3. Gatidis S, Schmidt H, Martirosian P, Schwenzer NF. Development of an MRI phantom for diffusion-weighted imaging with independent adjustment of apparent diffusion coefficient values and T2 relaxation times. Magn Reson Med 2013;72:459-463.

4. Hürlimann MD, Venkataramanan L, Flaum C. The diffusion-spin relaxation time distribution function as an experimental probe to characterize fluid mixtures in porous media. J Chem Phys 2002;117:10223-10232.

5. Callaghan PT, Godefroy S, Ryland BN. Use of the second dimension in PGSE NMR studies of porous media. Magn Reson Imaging 2003;21:243-248.


Figure 1. (a-c) Numerical simulation setup and estimation results for three different multi-compartment data sets with different diffusion-relaxation correlation characteristics. The first column shows ground truth 2D diffusion-relaxation correlation spectra (averaged across all voxels). The second and third columns show representative simulated diffusion- and relaxation-encoded images that illustrate the geometry of compartmental overlap and the image noise level. The fourth column shows 2D spectra estimated using DR-CSI (averaged across all voxels of the spectroscopic image), while the last three columns show spatial maps of the integrated spectral peaks from the estimated spectroscopic images.

Figure 2. (a) Structural components used to assemble the diffusion-relaxation phantom. (b-c) Example data and DR-CSI estimation results obtained with this phantom. The first and second columns show representative diffusion- and relaxation-encoded images.

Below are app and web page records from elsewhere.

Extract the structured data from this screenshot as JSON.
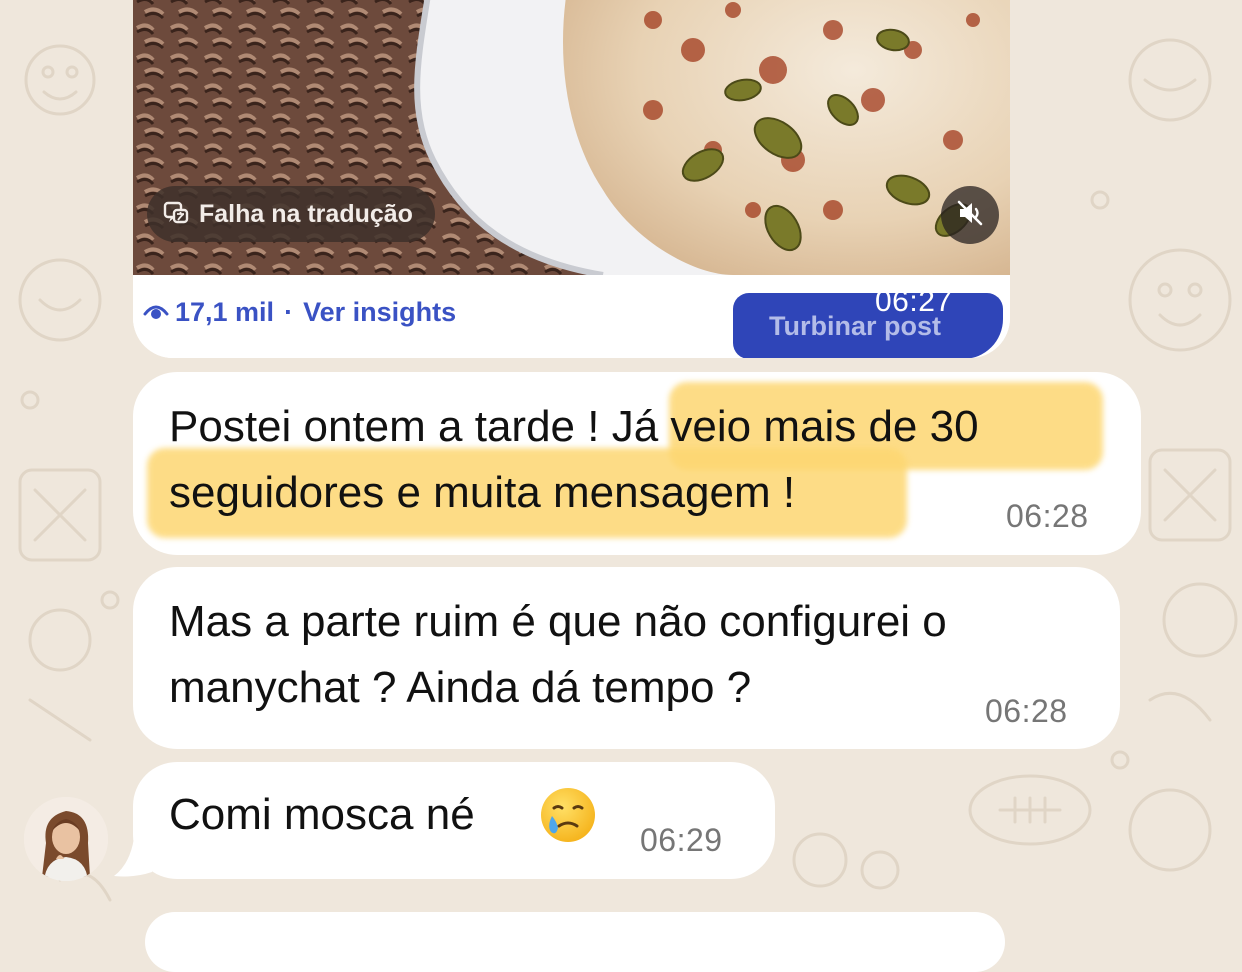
{
  "post": {
    "translation_chip_label": "Falha na tradução",
    "views": "17,1 mil",
    "separator": "·",
    "insights_link": "Ver insights",
    "boost_button_label": "Turbinar post",
    "time": "06:27"
  },
  "messages": [
    {
      "text_plain": "Postei ontem a tarde !",
      "text_highlighted_line1": "Já veio mais de 30",
      "text_highlighted_line2": "seguidores e muita mensagem !",
      "time": "06:28"
    },
    {
      "line1": "Mas a parte ruim é que não configurei o",
      "line2": "manychat ? Ainda dá tempo ?",
      "time": "06:28"
    },
    {
      "text": "Comi mosca né",
      "emoji": "🥲",
      "time": "06:29"
    }
  ],
  "colors": {
    "chat_background": "#efe7dc",
    "bubble": "#ffffff",
    "highlight": "#fdd772",
    "link_blue": "#3a52c4",
    "boost_button": "#2f45b8",
    "timestamp": "#767676"
  },
  "icons": [
    "translate-icon",
    "mute-icon",
    "eye-icon",
    "avatar"
  ]
}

The third column shows 2D spectra estimated using DR-CSI (averaged across all voxels of the spectroscopic image), while the last three columns show spatial maps of the integrated spectral peaks from the estimated spectroscopic images

Table 1. Desired $$$D$$$ and $$$T_2$$$ values and corresponding concentrations of Polyethylene glycol (PEG) and gadobutrol for each compartment of the custom-built phantom.

Figure 3. Spatially-varying DR-CSI spectra from the voxels corresponding to the red box drawn on the multi-compartment image in Fig. 2(c). Different peaks are color-coded by their corresponding compartments: green (‘S’), red (‘R’) and blue (‘I’).

Figure 4. Estimation results from (a) conventional 1D diffusion, (b) conventional 1D relaxation, and (c) voxel-by-voxel DR-CSI (no spatial regularization). Each subfigure shows (left) the estimated spectra (averaged across all voxels of the spectroscopic image) and (right) spatial maps of the integrated spectral peaks from the estimated spectroscopic image.

Proc. Intl. Soc. Mag. Reson. Med. 25 (2017)